We thus know which dishes on the menu are better to offer on a certain day, at a particular time or season, and depending on the type of customer. This allows us to achieve a ‘menu mix’ that interests us, creating combinations of dishes that increase sales and profitability.
Other parameters we use.
We have pinpointed, for example, how seating numbers in the restaurant affect the average bill, or how the seating layout can affect table turnover by observing if some tables make more money than others due to their position, or if one specific table affects the table turnover of others around it. We have also studied if a dish, or a type of dish (starter, meat, fish, vegetables, etc.), contributes to a greater or lesser extent to the success of the menu and, therefore, to the success of the restaurant; or if tables or diners who have a promotional discount influence the compositional nature of the dishes they order.
Are restaurants in Spain ready to implement this methodology? How much is it being used in Spain?
Although it really boomed about four or five years ago, Big Data in Spain is still in its early days, and more so in the restaurant industry. People are not yet aware of the huge importance of data. As we say at Poncelet, ‘data’ is just another ingredient.
This data is not only acquired via mobile phones…
No. The information needed to implement Big Data in a restaurant is not just collected from mobile phones. This information can be gathered from many sources.
Is the rise in the delivery sector a consequence of Big Data?
I don’t think it’s because of Big Data, but rather as a consequence of our customers’ needs and today’s lifestyle. Big Data helps us to foresee demand via this channel, regarding both the number and types of dishes, depending on the day it is, events, the weather, etc.
Which country is the pioneer in this methodology?
The United States. As a country, they immediately saw the importance of data. They came up with the first statistics, weather records, the first documented harvests, etc. Data collection and its analysis have been essential elements of social progress.

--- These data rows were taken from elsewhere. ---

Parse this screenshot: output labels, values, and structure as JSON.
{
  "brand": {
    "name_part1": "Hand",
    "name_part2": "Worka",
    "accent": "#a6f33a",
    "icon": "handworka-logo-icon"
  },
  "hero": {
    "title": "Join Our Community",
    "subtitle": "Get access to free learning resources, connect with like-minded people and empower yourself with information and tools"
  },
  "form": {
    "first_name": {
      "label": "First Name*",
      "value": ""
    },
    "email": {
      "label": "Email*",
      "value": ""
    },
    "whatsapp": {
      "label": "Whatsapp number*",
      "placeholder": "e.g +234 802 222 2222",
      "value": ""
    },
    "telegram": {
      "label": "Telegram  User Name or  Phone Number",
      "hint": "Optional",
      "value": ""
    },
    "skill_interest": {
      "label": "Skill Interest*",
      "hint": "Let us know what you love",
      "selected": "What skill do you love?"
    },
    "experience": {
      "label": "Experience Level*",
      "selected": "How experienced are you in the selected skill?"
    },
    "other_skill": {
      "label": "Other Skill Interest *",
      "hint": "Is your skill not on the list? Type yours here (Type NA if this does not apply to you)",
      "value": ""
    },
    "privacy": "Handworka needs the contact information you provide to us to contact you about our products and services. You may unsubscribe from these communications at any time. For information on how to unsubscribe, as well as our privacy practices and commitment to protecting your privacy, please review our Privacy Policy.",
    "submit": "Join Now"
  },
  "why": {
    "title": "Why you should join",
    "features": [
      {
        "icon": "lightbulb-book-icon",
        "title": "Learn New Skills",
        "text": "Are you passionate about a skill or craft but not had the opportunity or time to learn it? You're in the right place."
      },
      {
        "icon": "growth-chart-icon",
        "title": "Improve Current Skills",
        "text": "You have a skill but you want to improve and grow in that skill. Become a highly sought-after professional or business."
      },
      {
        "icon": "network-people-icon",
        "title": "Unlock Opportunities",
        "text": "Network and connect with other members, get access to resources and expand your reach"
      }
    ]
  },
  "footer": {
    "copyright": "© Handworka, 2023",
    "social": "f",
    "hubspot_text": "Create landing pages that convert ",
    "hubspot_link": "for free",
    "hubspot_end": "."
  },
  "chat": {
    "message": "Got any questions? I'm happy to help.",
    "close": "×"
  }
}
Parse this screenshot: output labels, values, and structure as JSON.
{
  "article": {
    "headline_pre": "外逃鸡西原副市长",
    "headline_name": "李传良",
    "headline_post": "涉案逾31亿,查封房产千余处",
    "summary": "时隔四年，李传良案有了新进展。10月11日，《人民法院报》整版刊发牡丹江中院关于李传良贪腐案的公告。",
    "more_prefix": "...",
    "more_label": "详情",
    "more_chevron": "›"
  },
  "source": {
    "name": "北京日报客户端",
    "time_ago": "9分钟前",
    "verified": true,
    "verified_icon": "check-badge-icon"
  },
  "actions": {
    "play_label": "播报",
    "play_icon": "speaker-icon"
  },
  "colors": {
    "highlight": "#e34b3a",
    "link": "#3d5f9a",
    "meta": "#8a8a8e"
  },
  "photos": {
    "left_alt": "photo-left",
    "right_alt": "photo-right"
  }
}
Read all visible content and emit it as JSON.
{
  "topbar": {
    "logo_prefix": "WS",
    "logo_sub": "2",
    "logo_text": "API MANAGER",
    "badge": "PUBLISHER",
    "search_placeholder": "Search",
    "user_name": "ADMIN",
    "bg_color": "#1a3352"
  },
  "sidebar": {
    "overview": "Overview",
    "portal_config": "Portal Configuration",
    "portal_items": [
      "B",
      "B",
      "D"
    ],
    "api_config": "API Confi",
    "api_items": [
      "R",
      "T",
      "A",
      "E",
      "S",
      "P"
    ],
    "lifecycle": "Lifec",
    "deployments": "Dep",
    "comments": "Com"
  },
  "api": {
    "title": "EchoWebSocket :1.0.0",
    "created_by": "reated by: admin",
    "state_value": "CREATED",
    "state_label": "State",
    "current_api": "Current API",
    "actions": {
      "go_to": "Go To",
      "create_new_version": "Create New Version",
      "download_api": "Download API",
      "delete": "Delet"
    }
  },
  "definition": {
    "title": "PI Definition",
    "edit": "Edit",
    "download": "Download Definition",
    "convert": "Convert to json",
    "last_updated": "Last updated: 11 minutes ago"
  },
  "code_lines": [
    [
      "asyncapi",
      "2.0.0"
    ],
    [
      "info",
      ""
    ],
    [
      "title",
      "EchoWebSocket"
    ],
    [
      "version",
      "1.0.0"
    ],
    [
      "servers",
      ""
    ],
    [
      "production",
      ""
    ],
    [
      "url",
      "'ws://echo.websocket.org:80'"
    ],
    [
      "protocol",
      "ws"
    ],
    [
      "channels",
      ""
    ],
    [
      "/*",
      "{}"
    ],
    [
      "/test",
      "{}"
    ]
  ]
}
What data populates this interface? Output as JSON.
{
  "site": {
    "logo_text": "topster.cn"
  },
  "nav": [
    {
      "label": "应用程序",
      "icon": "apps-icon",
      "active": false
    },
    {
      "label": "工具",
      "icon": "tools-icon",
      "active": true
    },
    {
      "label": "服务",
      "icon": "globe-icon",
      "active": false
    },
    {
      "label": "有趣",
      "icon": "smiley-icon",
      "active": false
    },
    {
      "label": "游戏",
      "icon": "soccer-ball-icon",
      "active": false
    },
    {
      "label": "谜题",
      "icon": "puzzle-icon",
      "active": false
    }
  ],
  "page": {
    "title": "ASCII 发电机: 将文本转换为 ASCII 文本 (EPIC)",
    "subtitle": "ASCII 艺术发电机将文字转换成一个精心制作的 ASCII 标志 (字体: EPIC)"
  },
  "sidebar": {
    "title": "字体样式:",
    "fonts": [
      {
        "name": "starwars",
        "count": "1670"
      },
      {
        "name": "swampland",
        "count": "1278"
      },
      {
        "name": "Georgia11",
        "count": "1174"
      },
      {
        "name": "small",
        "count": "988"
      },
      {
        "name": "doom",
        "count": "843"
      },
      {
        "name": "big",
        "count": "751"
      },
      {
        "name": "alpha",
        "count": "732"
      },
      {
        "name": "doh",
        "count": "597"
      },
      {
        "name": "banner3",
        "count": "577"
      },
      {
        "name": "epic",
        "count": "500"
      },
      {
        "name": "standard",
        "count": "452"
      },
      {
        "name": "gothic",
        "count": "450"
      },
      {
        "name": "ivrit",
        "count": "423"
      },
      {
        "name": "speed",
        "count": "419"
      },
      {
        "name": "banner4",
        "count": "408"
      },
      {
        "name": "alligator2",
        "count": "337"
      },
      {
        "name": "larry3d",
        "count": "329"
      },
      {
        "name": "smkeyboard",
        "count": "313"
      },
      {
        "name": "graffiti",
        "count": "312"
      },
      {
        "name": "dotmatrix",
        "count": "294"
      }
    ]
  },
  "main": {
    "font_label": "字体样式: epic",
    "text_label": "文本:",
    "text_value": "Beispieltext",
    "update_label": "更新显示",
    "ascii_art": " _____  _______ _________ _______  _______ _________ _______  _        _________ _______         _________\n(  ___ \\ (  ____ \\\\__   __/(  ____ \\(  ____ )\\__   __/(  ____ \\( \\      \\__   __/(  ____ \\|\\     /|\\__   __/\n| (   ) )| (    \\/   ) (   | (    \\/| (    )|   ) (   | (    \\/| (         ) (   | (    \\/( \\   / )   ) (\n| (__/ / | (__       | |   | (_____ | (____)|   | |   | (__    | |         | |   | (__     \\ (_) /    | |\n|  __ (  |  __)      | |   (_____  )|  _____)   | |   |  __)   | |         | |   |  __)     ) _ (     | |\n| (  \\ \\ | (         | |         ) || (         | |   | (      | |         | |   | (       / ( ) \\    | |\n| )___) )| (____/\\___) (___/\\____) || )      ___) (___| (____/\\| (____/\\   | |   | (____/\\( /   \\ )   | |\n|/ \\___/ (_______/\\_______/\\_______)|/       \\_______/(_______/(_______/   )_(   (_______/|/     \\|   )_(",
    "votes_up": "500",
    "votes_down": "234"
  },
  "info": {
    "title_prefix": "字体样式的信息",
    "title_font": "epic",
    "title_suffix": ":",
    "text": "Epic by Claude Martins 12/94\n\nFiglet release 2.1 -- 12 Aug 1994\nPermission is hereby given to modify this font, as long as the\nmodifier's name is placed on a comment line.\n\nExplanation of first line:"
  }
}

The advances achieved during the 17th and 18th centuries in fields such as calculus, the theory of probability, and in statistics rapidly became indispensable tools for scientists for predicting the movement of stars, or anticipating crime rates, marriages, and suicide rates.
A new year has just begun. What’s in store for us in this context in 2019?
This year will see significant changes in technology such as 5G, Artificial Intelligence, Blockchain, data privacy, and the cloud; all areas where Big Data plays a role. And its use in restaurants will increase.